Sexual violence is pervasive in our profession as evidenced by peer-reviewed research on the topic, Conditionally Accepted’s series on sexual violence in the profession, and the crowdsourced survey on sexual harassment in the academy started by Karen Kelsky (of The Professor Is In). These accounts demonstrate the toll sexual violence takes on student learning, how vital it is to hold space for survivors, and the disproportionately high rates at which minoritized people are subjected to such violence. The Chronicle’s reports tracking higher ed’s Me Too moment further underscore how widespread such harassment and assault are.

New York-based activist Tarana Burke, who works primarily with women of color survivors of sexual violence, originally coined the phrase “Me Too” for her organization Just BE Inc.’s work with young women of color. She traces the virality of #MeToo as one part of a much larger strategy around addressing sexual violence and supporting survivors, noting that she began her campaign on MySpace in 2006. Speaking to the Washington Post about recent disclosures in Hollywood, Burke says “If I had to do it myself, we would be prepared to support people … that you are not obligated to disclose.” Following Burke’s lead, today I want to suggest a few ways we can learn more about the culture of sexual violence and steps we can take to redress the often toxic environments in which we as graduate students work.
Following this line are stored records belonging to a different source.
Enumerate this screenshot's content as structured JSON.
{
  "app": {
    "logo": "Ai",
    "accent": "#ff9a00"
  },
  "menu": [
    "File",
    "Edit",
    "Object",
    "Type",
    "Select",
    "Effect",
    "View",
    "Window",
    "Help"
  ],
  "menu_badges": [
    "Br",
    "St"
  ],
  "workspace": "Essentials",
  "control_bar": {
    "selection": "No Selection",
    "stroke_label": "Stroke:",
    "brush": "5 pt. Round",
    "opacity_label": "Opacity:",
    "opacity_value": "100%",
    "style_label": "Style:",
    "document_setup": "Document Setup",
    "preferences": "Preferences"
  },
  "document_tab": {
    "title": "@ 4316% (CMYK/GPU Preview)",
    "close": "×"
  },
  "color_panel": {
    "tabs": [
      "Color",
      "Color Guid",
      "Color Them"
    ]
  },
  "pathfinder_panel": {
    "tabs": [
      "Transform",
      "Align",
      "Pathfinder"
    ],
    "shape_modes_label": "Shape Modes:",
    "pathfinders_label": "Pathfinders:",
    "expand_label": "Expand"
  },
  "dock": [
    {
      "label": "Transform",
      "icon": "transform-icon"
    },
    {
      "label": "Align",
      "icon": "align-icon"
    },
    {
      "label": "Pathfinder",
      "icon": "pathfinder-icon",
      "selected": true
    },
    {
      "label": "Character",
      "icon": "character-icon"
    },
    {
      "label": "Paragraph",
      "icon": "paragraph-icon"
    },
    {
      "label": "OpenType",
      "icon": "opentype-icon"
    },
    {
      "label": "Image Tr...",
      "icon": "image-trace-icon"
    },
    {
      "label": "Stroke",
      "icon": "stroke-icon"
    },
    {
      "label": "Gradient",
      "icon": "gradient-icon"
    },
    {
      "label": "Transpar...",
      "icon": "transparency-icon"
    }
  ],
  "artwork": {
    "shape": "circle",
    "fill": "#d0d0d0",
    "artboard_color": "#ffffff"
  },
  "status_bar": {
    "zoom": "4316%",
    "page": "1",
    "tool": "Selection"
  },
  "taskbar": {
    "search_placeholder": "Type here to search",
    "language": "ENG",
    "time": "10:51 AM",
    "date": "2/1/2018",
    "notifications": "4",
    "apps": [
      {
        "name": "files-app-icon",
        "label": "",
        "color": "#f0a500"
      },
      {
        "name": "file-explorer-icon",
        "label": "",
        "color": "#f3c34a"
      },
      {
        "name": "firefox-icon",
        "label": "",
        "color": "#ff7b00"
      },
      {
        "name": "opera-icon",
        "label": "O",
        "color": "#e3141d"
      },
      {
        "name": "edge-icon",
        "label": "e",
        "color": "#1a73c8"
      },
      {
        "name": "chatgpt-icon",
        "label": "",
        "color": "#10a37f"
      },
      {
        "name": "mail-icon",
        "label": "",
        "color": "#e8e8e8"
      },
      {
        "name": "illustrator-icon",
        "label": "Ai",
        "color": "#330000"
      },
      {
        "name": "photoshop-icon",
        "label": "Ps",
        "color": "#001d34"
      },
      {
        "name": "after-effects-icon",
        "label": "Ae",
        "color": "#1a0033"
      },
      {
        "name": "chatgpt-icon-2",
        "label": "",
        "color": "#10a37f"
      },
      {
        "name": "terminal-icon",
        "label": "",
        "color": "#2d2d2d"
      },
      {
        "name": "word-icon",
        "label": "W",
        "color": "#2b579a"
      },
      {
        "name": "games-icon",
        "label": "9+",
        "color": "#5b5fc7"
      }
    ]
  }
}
What can we do to change the cultures of sexual violence in our own communities? Rather than placing the onus on survivors, those of us with greater privilege need to put in the work to make our professional spaces safer and more just.

To start, consider:

What are your professional organizations’ policies on harassment and assault? How do they protect survivors? When were they last updated and how can changes be made to them if they need revision?

  • The American Historical Association’s Professional Division and Committee on Gender Equity sponsored a panel discussion at their 2018 conference called “Historians and Sexual Harassment: A Challenge for the AHA
  • The topic came up in a roundtable on “Precarity and Activism” sponsored by the Committee on the Status of Graduate Students in the Profession at the Modern Language Association’s 2018 meeting.
  • The American Anthropological Association’s Committee on Gender Equity Issues in Anthropology hosted a roundtable called Sexual Violence in Anthropology.

What does – or can – your specific institution do to support survivors? This includes your department as well as the campus at large. For instance, on my campus, incoming undergraduate students complete a mandatory program called “YIS: Your Intervention Strategies” that educates them on the myriad ways of sexual harassment and violence manifest on college campuses. While specific graduate student employees receive additional training on campus resources, the majority of us whose assistantships are as research and teaching assistants do not have access to such training and subsequently the resources we need.

  • A department working group of peers, or faculty and students combined can investigate current policies in the department handbook as well as faculty and student handbooks.

What does Title IX mean for your campus when it comes to reporting sexual violence and harassment? What is the difference between a mandatory or responsible reporter and a confidential source, who can help you navigate your reporting options more widely?

  • Begin a conversation with the Title IX officer on your campus, an on-campus center or office whose work may overlap with supporting survivors, or with a community organization that can share resources and strategies. One of the crucial ways that survivors are forgotten or minimized is because most of us lack the appropriate knowledge in recognizing how differently their experiences manifest and how to support them.

As we take up these conversations in our departments, institutions, and professional organizations, people facilitating the discussions utilize trauma-informed practices to create a supportive environment for survivors. Especially for those of us eager to have discussions that change the often toxic cultures of our profession, the imperative remains that we not increase harm and re-traumatize survivors.  

[Image by Susan Sullivan through Creative Commons license.]